Fascinating and mysterious, abandoned settlements offer a glimpse at how people lived in the past. See how time similarly stands still in five haunting—and visitable—abandoned cities in a variety of countries.
Kadykchan—located near the Avan-Yurvakh River, 40 miles northwest of Susuman, Russia—used to be a work settlement built by gulag prisoners in World War II for coal extraction purposes. The coal mining in the area grew less lucrative throughout the years, and people eventually had to move out in order to access basic services like school and medical care. People left in a hurry—leaving a lot of their belongings behind. By 2010, the city that once housed over 10,000 people had been completely abandoned. Now you can find crumbling relics such as old toys and other belongings scattered throughout this silent city.

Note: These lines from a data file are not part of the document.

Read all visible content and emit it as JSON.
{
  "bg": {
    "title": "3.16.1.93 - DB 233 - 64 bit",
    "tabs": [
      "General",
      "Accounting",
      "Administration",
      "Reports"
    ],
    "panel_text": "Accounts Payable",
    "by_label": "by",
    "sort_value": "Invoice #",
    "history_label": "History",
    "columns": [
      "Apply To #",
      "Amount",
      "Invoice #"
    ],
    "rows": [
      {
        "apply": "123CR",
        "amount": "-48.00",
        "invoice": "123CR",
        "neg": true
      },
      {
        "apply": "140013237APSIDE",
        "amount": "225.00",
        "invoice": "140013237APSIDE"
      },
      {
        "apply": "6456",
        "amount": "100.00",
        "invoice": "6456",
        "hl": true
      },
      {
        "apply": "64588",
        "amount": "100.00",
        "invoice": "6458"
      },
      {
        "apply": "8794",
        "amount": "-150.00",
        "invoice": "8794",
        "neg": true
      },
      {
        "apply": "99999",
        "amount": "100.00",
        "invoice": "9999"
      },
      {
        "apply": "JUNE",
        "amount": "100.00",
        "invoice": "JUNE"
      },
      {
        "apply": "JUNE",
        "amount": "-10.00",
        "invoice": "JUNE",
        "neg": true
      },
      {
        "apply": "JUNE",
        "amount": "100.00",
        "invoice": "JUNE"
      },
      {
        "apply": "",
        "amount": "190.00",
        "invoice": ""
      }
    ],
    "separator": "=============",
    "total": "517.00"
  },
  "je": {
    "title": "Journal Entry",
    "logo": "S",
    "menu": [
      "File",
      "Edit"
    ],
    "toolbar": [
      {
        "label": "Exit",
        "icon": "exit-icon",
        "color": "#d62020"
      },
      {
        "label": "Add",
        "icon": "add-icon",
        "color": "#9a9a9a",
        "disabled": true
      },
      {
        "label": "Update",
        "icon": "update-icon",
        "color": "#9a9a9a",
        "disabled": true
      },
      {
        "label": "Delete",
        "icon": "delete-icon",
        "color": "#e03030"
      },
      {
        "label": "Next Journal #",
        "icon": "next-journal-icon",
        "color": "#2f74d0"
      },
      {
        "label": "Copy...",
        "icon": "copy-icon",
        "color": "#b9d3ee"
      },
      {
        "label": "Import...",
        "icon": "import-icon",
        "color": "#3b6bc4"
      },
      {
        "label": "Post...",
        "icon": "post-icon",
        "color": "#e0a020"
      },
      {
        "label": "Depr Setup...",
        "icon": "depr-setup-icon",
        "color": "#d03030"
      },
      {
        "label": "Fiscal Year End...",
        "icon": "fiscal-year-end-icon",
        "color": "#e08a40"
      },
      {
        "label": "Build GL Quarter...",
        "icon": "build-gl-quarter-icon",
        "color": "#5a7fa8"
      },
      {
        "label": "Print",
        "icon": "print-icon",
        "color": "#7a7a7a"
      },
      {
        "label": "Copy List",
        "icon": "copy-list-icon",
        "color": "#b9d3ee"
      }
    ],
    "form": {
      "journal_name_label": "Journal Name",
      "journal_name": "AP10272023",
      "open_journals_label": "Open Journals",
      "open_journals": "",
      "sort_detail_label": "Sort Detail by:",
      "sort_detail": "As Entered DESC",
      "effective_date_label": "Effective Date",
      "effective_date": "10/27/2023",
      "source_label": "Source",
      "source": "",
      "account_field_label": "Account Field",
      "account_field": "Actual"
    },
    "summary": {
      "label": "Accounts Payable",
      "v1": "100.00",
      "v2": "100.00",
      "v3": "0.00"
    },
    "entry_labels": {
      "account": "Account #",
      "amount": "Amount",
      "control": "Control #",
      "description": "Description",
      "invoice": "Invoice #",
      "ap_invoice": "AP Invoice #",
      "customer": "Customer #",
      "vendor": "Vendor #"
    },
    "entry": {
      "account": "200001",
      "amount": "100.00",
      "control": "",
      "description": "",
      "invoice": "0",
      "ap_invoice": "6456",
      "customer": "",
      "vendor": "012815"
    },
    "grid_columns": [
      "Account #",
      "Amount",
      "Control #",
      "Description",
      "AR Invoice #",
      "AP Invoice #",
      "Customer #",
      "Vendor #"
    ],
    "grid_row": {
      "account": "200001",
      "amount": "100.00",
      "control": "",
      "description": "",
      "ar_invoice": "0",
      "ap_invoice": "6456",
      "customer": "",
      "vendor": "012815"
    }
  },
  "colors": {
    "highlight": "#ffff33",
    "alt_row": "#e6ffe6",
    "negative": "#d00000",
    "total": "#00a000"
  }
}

Craco is a commune that sits atop a hillside, overlooking a valley of hills. The ghost town is located in the region of Basilicata and the province of Matera about 25 miles inland from the Gulf of Taranto at the instep of the “boot” of Italy. Around ad 540, the town was first inhabited by the Greeks who called it “Montedoro.” Its residents slowly started leaving in 1892 because of harsh environmental issues. It was eventually completely abandoned in 1980. However, because of its beautiful medieval architecture, it remains a tourist attraction as well as a popular filming location.
Hashima Island, Japan
Hashima Island, nicknamed “Battleship Island,” is located nine miles outside of Nagasaki. It served as a coal mining facility from 1887 to 1974. It featured concrete apartment buildings and a sea wall that surrounded the island. Coal helped fuel the Japanese colonies during Japan’s industrialization age. In 1890, Mitsubishi bought the island, intending to tap the underwater coal mines. However, as petroleum replaced coal, coal mines in Japan started to close down. Hashima Island was officially closed by Mitsubishi in 1974. The island has been open to the public for tours since April 2009.
Pripyat, Ukraine—a ghost city that suffered from a nuclear disaster—was the ninth nuclear city of the Soviet Union that helped serve the nearby Chernobyl Nuclear Plant. The city, unlike cities of military importance in the Soviet Union, was not restricted before the Chernobyl Nuclear Disaster. The city had a population of 49,400 people with an average age of 26. It was declared an official city in 1979 but was abandoned shortly thereafter, with the Chernobyl disaster on April 26, 1986. Radiation levels have dropped since then, and guided tours are now offered in and around the city.
Pyramiden, Norway, was a Russian settlement once occupied by over 1,000 people. Perhaps what is most interesting about Pyramiden is its low-rate decay—which can be attributed to the frigid local climate. Buildings and other relics have remained almost exactly as when they were still in use. Today tourists can access Pyramiden by boat or by snowmobile, either independently or as part of a guided tour.